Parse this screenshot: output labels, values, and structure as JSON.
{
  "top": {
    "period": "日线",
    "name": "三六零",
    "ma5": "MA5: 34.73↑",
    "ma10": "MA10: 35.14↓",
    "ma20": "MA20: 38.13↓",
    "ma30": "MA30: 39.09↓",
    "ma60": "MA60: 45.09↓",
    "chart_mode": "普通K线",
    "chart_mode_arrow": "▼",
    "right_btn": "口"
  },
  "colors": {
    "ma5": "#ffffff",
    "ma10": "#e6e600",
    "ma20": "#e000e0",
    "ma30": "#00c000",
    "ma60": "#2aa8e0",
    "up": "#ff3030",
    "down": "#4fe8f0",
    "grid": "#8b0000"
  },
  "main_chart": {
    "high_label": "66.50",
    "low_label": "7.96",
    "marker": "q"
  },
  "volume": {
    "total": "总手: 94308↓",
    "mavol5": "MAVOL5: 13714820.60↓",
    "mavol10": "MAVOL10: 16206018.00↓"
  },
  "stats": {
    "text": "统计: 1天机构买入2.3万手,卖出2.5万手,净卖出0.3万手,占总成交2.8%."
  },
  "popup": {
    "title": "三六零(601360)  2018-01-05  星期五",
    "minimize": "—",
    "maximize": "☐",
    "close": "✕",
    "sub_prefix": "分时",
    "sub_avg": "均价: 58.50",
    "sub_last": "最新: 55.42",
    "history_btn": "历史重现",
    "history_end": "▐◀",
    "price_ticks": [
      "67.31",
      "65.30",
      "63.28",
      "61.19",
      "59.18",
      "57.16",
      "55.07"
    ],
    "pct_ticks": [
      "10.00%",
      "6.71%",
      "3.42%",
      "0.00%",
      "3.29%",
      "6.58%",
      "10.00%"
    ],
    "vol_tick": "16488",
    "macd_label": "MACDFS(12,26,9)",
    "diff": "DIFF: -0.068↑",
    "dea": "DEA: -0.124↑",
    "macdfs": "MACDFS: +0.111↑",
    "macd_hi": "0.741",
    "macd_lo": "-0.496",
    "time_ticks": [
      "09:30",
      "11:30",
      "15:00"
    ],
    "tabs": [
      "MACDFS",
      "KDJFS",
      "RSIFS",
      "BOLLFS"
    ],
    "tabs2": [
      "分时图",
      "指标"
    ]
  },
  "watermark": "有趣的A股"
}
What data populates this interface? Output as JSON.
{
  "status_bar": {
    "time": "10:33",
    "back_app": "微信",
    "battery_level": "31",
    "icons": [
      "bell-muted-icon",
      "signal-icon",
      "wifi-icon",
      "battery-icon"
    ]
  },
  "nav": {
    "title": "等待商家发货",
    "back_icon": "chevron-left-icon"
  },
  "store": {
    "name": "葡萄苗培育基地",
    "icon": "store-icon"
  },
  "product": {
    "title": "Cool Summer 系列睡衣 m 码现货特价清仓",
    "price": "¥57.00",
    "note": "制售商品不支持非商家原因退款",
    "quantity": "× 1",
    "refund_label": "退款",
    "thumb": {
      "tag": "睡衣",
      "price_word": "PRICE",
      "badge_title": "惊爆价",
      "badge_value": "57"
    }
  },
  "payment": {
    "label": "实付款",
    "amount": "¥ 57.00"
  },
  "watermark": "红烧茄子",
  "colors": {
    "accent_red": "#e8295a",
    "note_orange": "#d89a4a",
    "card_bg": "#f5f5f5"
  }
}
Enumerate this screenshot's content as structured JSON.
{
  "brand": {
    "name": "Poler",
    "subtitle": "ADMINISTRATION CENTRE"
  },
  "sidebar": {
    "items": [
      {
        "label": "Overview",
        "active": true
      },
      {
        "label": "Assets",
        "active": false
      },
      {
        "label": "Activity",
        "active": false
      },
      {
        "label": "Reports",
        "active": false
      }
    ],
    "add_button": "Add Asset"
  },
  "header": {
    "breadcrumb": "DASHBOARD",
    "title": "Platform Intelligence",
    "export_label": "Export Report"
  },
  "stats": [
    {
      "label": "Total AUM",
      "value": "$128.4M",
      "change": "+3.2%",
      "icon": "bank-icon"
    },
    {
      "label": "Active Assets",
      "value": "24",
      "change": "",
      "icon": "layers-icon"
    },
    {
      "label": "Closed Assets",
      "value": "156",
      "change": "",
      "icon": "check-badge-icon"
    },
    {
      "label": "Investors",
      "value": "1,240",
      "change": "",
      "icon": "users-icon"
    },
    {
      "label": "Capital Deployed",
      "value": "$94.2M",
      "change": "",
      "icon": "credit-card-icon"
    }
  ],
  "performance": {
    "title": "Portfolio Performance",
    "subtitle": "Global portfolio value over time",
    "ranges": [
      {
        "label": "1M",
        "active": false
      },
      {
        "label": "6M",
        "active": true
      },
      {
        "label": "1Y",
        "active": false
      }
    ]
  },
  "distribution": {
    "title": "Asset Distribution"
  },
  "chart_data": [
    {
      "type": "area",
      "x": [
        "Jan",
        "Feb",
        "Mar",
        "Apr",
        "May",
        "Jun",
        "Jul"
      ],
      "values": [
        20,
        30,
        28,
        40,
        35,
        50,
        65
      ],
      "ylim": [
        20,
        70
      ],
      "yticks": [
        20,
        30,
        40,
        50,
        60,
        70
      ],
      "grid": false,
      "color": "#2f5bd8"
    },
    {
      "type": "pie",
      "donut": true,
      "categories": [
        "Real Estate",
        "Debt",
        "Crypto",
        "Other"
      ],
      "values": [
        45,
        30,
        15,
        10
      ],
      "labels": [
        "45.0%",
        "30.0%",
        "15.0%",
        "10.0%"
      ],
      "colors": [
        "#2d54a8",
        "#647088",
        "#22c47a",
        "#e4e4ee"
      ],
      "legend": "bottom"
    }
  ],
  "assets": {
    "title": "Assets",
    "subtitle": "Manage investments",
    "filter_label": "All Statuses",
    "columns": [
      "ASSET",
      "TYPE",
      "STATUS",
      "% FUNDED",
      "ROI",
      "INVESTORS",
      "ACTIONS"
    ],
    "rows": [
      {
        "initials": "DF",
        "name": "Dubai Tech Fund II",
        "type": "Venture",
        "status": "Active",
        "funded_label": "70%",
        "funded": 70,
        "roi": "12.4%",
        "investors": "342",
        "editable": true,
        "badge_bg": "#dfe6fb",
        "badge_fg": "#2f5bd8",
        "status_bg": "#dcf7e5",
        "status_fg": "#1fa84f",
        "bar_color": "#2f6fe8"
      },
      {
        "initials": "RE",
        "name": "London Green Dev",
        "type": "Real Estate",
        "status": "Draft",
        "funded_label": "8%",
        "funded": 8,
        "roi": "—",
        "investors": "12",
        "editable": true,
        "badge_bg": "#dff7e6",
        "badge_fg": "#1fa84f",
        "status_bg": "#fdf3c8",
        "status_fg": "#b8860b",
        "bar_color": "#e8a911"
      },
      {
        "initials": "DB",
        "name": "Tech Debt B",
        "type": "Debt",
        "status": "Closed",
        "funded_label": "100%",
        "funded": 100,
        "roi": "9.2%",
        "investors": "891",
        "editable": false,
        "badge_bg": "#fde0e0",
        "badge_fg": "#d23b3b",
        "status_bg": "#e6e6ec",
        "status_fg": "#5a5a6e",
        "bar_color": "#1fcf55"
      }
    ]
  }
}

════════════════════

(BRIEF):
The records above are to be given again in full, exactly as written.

(WRITTEN ANSWER):
Parse this screenshot: output labels, values, and structure as JSON.
{
  "top": {
    "period": "日线",
    "name": "三六零",
    "ma5": "MA5: 34.73↑",
    "ma10": "MA10: 35.14↓",
    "ma20": "MA20: 38.13↓",
    "ma30": "MA30: 39.09↓",
    "ma60": "MA60: 45.09↓",
    "chart_mode": "普通K线",
    "chart_mode_arrow": "▼",
    "right_btn": "口"
  },
  "colors": {
    "ma5": "#ffffff",
    "ma10": "#e6e600",
    "ma20": "#e000e0",
    "ma30": "#00c000",
    "ma60": "#2aa8e0",
    "up": "#ff3030",
    "down": "#4fe8f0",
    "grid": "#8b0000"
  },
  "main_chart": {
    "high_label": "66.50",
    "low_label": "7.96",
    "marker": "q"
  },
  "volume": {
    "total": "总手: 94308↓",
    "mavol5": "MAVOL5: 13714820.60↓",
    "mavol10": "MAVOL10: 16206018.00↓"
  },
  "stats": {
    "text": "统计: 1天机构买入2.3万手,卖出2.5万手,净卖出0.3万手,占总成交2.8%."
  },
  "popup": {
    "title": "三六零(601360)  2018-01-05  星期五",
    "minimize": "—",
    "maximize": "☐",
    "close": "✕",
    "sub_prefix": "分时",
    "sub_avg": "均价: 58.50",
    "sub_last": "最新: 55.42",
    "history_btn": "历史重现",
    "history_end": "▐◀",
    "price_ticks": [
      "67.31",
      "65.30",
      "63.28",
      "61.19",
      "59.18",
      "57.16",
      "55.07"
    ],
    "pct_ticks": [
      "10.00%",
      "6.71%",
      "3.42%",
      "0.00%",
      "3.29%",
      "6.58%",
      "10.00%"
    ],
    "vol_tick": "16488",
    "macd_label": "MACDFS(12,26,9)",
    "diff": "DIFF: -0.068↑",
    "dea": "DEA: -0.124↑",
    "macdfs": "MACDFS: +0.111↑",
    "macd_hi": "0.741",
    "macd_lo": "-0.496",
    "time_ticks": [
      "09:30",
      "11:30",
      "15:00"
    ],
    "tabs": [
      "MACDFS",
      "KDJFS",
      "RSIFS",
      "BOLLFS"
    ],
    "tabs2": [
      "分时图",
      "指标"
    ]
  },
  "watermark": "有趣的A股"
}
What data populates this interface? Output as JSON.
{
  "status_bar": {
    "time": "10:33",
    "back_app": "微信",
    "battery_level": "31",
    "icons": [
      "bell-muted-icon",
      "signal-icon",
      "wifi-icon",
      "battery-icon"
    ]
  },
  "nav": {
    "title": "等待商家发货",
    "back_icon": "chevron-left-icon"
  },
  "store": {
    "name": "葡萄苗培育基地",
    "icon": "store-icon"
  },
  "product": {
    "title": "Cool Summer 系列睡衣 m 码现货特价清仓",
    "price": "¥57.00",
    "note": "制售商品不支持非商家原因退款",
    "quantity": "× 1",
    "refund_label": "退款",
    "thumb": {
      "tag": "睡衣",
      "price_word": "PRICE",
      "badge_title": "惊爆价",
      "badge_value": "57"
    }
  },
  "payment": {
    "label": "实付款",
    "amount": "¥ 57.00"
  },
  "watermark": "红烧茄子",
  "colors": {
    "accent_red": "#e8295a",
    "note_orange": "#d89a4a",
    "card_bg": "#f5f5f5"
  }
}
Enumerate this screenshot's content as structured JSON.
{
  "brand": {
    "name": "Poler",
    "subtitle": "ADMINISTRATION CENTRE"
  },
  "sidebar": {
    "items": [
      {
        "label": "Overview",
        "active": true
      },
      {
        "label": "Assets",
        "active": false
      },
      {
        "label": "Activity",
        "active": false
      },
      {
        "label": "Reports",
        "active": false
      }
    ],
    "add_button": "Add Asset"
  },
  "header": {
    "breadcrumb": "DASHBOARD",
    "title": "Platform Intelligence",
    "export_label": "Export Report"
  },
  "stats": [
    {
      "label": "Total AUM",
      "value": "$128.4M",
      "change": "+3.2%",
      "icon": "bank-icon"
    },
    {
      "label": "Active Assets",
      "value": "24",
      "change": "",
      "icon": "layers-icon"
    },
    {
      "label": "Closed Assets",
      "value": "156",
      "change": "",
      "icon": "check-badge-icon"
    },
    {
      "label": "Investors",
      "value": "1,240",
      "change": "",
      "icon": "users-icon"
    },
    {
      "label": "Capital Deployed",
      "value": "$94.2M",
      "change": "",
      "icon": "credit-card-icon"
    }
  ],
  "performance": {
    "title": "Portfolio Performance",
    "subtitle": "Global portfolio value over time",
    "ranges": [
      {
        "label": "1M",
        "active": false
      },
      {
        "label": "6M",
        "active": true
      },
      {
        "label": "1Y",
        "active": false
      }
    ]
  },
  "distribution": {
    "title": "Asset Distribution"
  },
  "chart_data": [
    {
      "type": "area",
      "x": [
        "Jan",
        "Feb",
        "Mar",
        "Apr",
        "May",
        "Jun",
        "Jul"
      ],
      "values": [
        20,
        30,
        28,
        40,
        35,
        50,
        65
      ],
      "ylim": [
        20,
        70
      ],
      "yticks": [
        20,
        30,
        40,
        50,
        60,
        70
      ],
      "grid": false,
      "color": "#2f5bd8"
    },
    {
      "type": "pie",
      "donut": true,
      "categories": [
        "Real Estate",
        "Debt",
        "Crypto",
        "Other"
      ],
      "values": [
        45,
        30,
        15,
        10
      ],
      "labels": [
        "45.0%",
        "30.0%",
        "15.0%",
        "10.0%"
      ],
      "colors": [
        "#2d54a8",
        "#647088",
        "#22c47a",
        "#e4e4ee"
      ],
      "legend": "bottom"
    }
  ],
  "assets": {
    "title": "Assets",
    "subtitle": "Manage investments",
    "filter_label": "All Statuses",
    "columns": [
      "ASSET",
      "TYPE",
      "STATUS",
      "% FUNDED",
      "ROI",
      "INVESTORS",
      "ACTIONS"
    ],
    "rows": [
      {
        "initials": "DF",
        "name": "Dubai Tech Fund II",
        "type": "Venture",
        "status": "Active",
        "funded_label": "70%",
        "funded": 70,
        "roi": "12.4%",
        "investors": "342",
        "editable": true,
        "badge_bg": "#dfe6fb",
        "badge_fg": "#2f5bd8",
        "status_bg": "#dcf7e5",
        "status_fg": "#1fa84f",
        "bar_color": "#2f6fe8"
      },
      {
        "initials": "RE",
        "name": "London Green Dev",
        "type": "Real Estate",
        "status": "Draft",
        "funded_label": "8%",
        "funded": 8,
        "roi": "—",
        "investors": "12",
        "editable": true,
        "badge_bg": "#dff7e6",
        "badge_fg": "#1fa84f",
        "status_bg": "#fdf3c8",
        "status_fg": "#b8860b",
        "bar_color": "#e8a911"
      },
      {
        "initials": "DB",
        "name": "Tech Debt B",
        "type": "Debt",
        "status": "Closed",
        "funded_label": "100%",
        "funded": 100,
        "roi": "9.2%",
        "investors": "891",
        "editable": false,
        "badge_bg": "#fde0e0",
        "badge_fg": "#d23b3b",
        "status_bg": "#e6e6ec",
        "status_fg": "#5a5a6e",
        "bar_color": "#1fcf55"
      }
    ]
  }
}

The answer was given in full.